MacLean Engineering says its near-term focus in the first half of 2019 is the completion and delivery of its first battery-electric Ore Flow unit to Goldcorp’s Borden gold project in Ontario, Canada.

Reflecting on a year of developments in 2018, the production support vehicle specialist said this unit – made up of an EV BH3 Blockholer with MacLean remote control – would bring its electric vehicle fleet at the site, near Chapleau, to 15 units. This comprises six bolters and nine utility vehicles.

Borden, which currently has 950,000 oz of reserves, is scheduled to begin commercial production in the second half of 2019.

The year 2018 was a significant one for MacLean. Not only did it acquire Anchises Equipment and the former MTI test facility in Sudbury, it also filled out its order book and completed fleet orders for new mining regions such as Nunavut, Labrador, Ecuador, Colombia and the Dominican Republic, Don MacLean, Chairman and Founder of MacLean, said.

As fleet orders have continued to come in, the company has increased the size of its Owen Sound, Ontario, plant – which is now handling mining equipment as well as municipal vehicles – and expanded the size of its existing facility in Queretaro, Mexico, he added.

“This investment in MacLean Mexico will bring us closer to our Latin American customer base while also helping to alleviate production bottlenecks at our Canadian plants,” Don MacLean said.

During 2018, the company was able to put one of its electric vehicles to the test at an underground ramp trial at a gold mine in Val d’Or, Quebec.

A battery-electric boom truck (BT3-EV) was run alongside its diesel equivalent, carrying out the same work on the same section of the underground mine ramp. The results were compelling.

“The key finding was that the battery-electric truck used 88% less energy than the diesel truck and, it did so with greater operator comfort (zero emissions, less noise, less heat, less vibration), and higher speeds up-ramp with the unit fully loaded,” Don MacLean said.
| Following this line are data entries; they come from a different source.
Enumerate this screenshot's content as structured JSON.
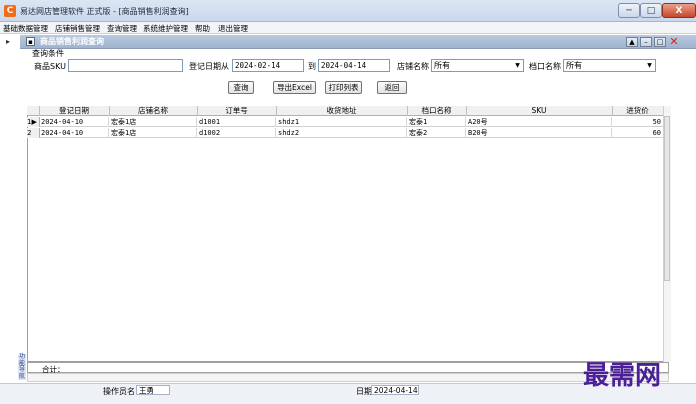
{
  "window": {
    "title": "易达网店管理软件 正式版  - [商品销售利润查询]",
    "icon_letter": "C",
    "controls": {
      "minimize": "─",
      "maximize": "□",
      "close": "X"
    }
  },
  "menu": [
    "基础数据管理",
    "店铺销售管理",
    "查询管理",
    "系统维护管理",
    "帮助",
    "退出管理"
  ],
  "mdi": {
    "arrow": "▸",
    "title": "商品销售利润查询",
    "controls": [
      "▲",
      "–",
      "□"
    ],
    "close": "✕"
  },
  "filters": {
    "section_title": "查询条件",
    "sku_label": "商品SKU",
    "sku_value": "",
    "date_label": "登记日期从",
    "date_from": "2024-02-14",
    "date_to_label": "到",
    "date_to": "2024-04-14",
    "shop_label": "店铺名称",
    "shop_value": "所有",
    "port_label": "档口名称",
    "port_value": "所有",
    "dropdown_glyph": "▼"
  },
  "buttons": {
    "query": "查询",
    "export": "导出Excel",
    "print": "打印列表",
    "back": "返回"
  },
  "grid": {
    "columns": [
      "登记日期",
      "店铺名称",
      "订单号",
      "收货地址",
      "档口名称",
      "SKU",
      "进货价"
    ],
    "rows": [
      {
        "num": "1",
        "indicator": "▶",
        "cells": [
          "2024-04-10",
          "宏泰1店",
          "d1001",
          "shdz1",
          "宏泰1",
          "A20号",
          "50"
        ]
      },
      {
        "num": "2",
        "indicator": "",
        "cells": [
          "2024-04-10",
          "宏泰1店",
          "d1002",
          "shdz2",
          "宏泰2",
          "B20号",
          "60"
        ]
      }
    ],
    "total_label": "合计："
  },
  "status": {
    "operator_label": "操作员名",
    "operator_value": "王勇",
    "date_label": "日期",
    "date_value": "2024-04-14"
  },
  "sidetab": "功能导航",
  "watermark": "最需网"
}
He added: “We can now say with confidence, over two years into our fleet electrification programme launched officially at MINExpo, back in 2016, that our battery bolter and battery support vehicles (boom truck, cassette truck, scissor truck) are proven, high-performing, lower total cost of ownership options for companies looking to make the switch to emissions-free mining.”

And, while the Sudbury-based firm has been successfully making inroads into the battery-electric vehicle space, it also said it has big plans when it comes to automation.

Last year, MacLean acquired Anchises Equipment and hired its design team to deliver MacLean “a proven remote-control technology, along with in-house R&D and remote-control circuit board manufacturing capacity”, the company said, in 2018.

In its latest report, Don MacLean said: “This team is now driving MacLean’s progressive rollout of semi- to fully-autonomous operation product offers, all designed and built within our own manufacturing ecosystem.”

MacLean Engineering’s Jeff Anderson will be appearing in a joint talk on the Borden gold project at The Electric Mine conference, in Toronto, next week. To hear more about the event and secure one of the last remaining delegate places, click here.